• Without ENUM:
Each switch (CMS) is largely an island unto itself.
Linking many CMSs is difficult to scale.
Vendor-specific methods to share TN / IP data.
Legacy / PSTN-centric solutions (inefficient via IP).
• ENUM can tell me, for a dialed TN, what IP network element
(CMS, Proxy, SBC, etc.) to send a call to.
• Can help to enable easily scalable:
CMS-to-CMS calling (all PacketCable).
PacketCable-to-SIP calling.
Fixed-to-wireless calling.
MSO-to-MSO calling.
MSO-to-any IP-based carrier calling.
• BUT, ENUM is just one part of the solution (lest we forget SIP).
• Laying the foundation now: (1) Working to use ENUM as part of a
solution to simplify call routing; peering work is incremental.
(2) Working on backbone for peering and other uses (takes time).
Preparing a Backbone for Intra/Inter-Network Peering
National Backbone Network
• Links all the regional networks into a unified
• Consolidates peering and interconnection
with other operators.
• Managed QoS delivery end-to-end with no
third-parties involved.
• Supports centralized management functions.
• Over 19,000 route miles of national fiber
• Covers 95+% of Homes Passed
• All major peering points
• Transport capability of >2500+ Gbps in 2005
• 40Gbps IP links in 2005
•QoS based voice, video and data over IP
• Very flexible and low cost linear and
OnDemand video distribution.
• Backbone transport payments to transit
providers reduced.
• Reduce overall operational costs and
complexity by supporting centralization.
• Increased revenue opportunities by providing
high quality, national end-to-end services.
Private ENUM & VoIP Peering
• Development work underway with CableLabs (more later).
• Could prioritize peering priorities based on economics
(similar to peering analysis used in HSI peering) and/or
business strategy.
• Comcast and other parties could begin using private ENUM
to peer without waiting for public “1.e164.arpa” being up
and running. (Short-term hedge.)
• Communications peering over IP could enable the
federation of multimedia services not feasible over the
PSTN due to bandwidth constraints.
– Leverages unique capabilities of broadband networks.
– Could include both TN-addressed and URI-addressed communications.
Public ENUM & VoIP Peering
• Bi-Lateral / multi-lateral, private trees will only scale so

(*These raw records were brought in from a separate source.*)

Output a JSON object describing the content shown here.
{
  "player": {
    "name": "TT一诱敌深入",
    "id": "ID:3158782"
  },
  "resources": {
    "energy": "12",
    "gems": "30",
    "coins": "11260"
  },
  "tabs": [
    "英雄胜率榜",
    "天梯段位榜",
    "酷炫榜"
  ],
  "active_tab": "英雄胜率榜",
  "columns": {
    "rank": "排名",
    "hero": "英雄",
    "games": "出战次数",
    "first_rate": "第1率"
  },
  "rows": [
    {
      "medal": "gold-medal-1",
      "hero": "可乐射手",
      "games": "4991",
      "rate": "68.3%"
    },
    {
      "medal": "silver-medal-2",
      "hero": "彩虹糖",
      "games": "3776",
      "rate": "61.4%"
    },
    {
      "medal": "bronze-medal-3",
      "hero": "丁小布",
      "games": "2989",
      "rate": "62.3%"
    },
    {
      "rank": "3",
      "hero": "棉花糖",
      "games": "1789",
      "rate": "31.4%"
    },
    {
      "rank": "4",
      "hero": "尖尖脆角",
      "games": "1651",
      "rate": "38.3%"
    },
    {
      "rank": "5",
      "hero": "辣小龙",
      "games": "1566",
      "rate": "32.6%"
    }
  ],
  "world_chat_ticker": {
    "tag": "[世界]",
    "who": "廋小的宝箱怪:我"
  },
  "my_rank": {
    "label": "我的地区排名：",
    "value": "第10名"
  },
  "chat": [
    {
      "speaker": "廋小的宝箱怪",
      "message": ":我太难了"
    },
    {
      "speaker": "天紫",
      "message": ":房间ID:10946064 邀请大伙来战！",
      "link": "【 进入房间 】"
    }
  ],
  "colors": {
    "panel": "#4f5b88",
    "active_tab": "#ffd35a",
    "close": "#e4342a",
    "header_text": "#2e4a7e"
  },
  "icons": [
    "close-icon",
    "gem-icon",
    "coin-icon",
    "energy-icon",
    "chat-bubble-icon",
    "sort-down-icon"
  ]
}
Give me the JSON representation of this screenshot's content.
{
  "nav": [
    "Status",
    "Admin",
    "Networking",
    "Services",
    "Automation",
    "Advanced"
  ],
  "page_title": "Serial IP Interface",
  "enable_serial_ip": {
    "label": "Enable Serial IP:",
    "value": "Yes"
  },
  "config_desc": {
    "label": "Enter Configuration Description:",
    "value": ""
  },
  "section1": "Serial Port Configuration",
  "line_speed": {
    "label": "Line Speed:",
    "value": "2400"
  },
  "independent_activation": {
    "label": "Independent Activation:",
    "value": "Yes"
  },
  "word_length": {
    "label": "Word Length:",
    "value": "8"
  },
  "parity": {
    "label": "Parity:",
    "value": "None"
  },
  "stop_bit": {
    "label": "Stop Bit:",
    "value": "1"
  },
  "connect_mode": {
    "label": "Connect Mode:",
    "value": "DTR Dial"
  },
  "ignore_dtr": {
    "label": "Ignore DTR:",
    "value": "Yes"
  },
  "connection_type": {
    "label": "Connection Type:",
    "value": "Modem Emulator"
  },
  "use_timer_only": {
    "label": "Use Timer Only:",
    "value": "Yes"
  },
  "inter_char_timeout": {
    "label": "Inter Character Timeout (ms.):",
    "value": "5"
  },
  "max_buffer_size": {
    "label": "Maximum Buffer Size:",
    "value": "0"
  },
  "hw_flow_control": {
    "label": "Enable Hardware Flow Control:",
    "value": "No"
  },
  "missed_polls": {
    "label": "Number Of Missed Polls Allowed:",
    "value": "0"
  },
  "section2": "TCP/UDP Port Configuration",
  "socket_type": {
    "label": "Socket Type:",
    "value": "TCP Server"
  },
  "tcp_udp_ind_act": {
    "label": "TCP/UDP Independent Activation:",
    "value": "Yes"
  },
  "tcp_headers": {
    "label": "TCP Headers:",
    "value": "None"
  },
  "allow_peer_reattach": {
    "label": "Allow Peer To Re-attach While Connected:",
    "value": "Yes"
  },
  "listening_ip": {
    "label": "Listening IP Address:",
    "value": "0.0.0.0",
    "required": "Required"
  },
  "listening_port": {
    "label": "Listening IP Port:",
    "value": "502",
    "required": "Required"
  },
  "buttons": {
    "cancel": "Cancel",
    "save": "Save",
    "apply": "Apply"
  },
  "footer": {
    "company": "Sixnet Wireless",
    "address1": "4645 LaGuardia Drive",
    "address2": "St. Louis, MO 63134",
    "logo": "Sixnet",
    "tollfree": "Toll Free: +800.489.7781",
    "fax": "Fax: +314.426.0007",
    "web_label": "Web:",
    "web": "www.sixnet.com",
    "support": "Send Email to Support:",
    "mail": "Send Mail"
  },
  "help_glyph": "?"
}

far before operational and management challenges
present themselves.
• Thus, Public ENUM is a long-term goal.
– What form will this take? (Carrier or User ENUM)
• Without carriers in e164.arpa is the business model for “User”
– Will there be a mix of different peering types?
• Private POPs, with committed capacity.
• Public peering points.
• Over the Internet generally, best effort (no QoS).
• Bottom line: Working towards public ENUM in the future
(very important), while hedging our bets with work on
private ENUM in the shorter term.
Specific Near-Term VoIP Peering Challenges
• Provisioning into / security for ENUM tree.
• Normalization of different SIP profiles between providers.
• Trust at network edge.
• Security / encryption at network edge.
• QoS at network edge / passing QoS between parties.
• Lawful intercept.
• Selection of best IP routes & advertising routes as # POPs increases.
• Failover to PSTN routes in the event of IP route failure.
• Explore the role of SBCs.
• Some PacketCable™-related work on interfaces needed.
– Evolves into part of PacketCable 2.0.
PacketCable™ 2.0 Standards Development
• Driven to support:
– Backward-Compatible (PacketCable Multimedia & PC 1.X)
– Enhanced Telephony
– Video Telephony
– Cross-Platform (voice/video/data convergence) Features
– Cellular Integration
– Presence and Availability
– ENUM / Peering
– Commercial Service Extensions
In Summary
• What VoIP Peering Is About for Us:
– It is about a lot more than saving money.
– It is more than just “voice” communications.
– It is about enabling new services not possible on the PSTN.
– It is about creating / increasing network effects; supercharging adoption.
– It is about end-to-end control over communications and staying all-IP.
– It is about reducing complexity & increasing efficiency vs. “PSTN-imitation”
models. (“Keeping IP in VoIP”)
• VoIP Peering is important to companies like Comcast.
• Building network and systems infrastructure now.
• Both ENUM and SIP are important to this effort; basic standards /
protocol groundwork is there.
• Some incremental standards work is necessary and vital to success.
Thank You!
Jason Livingood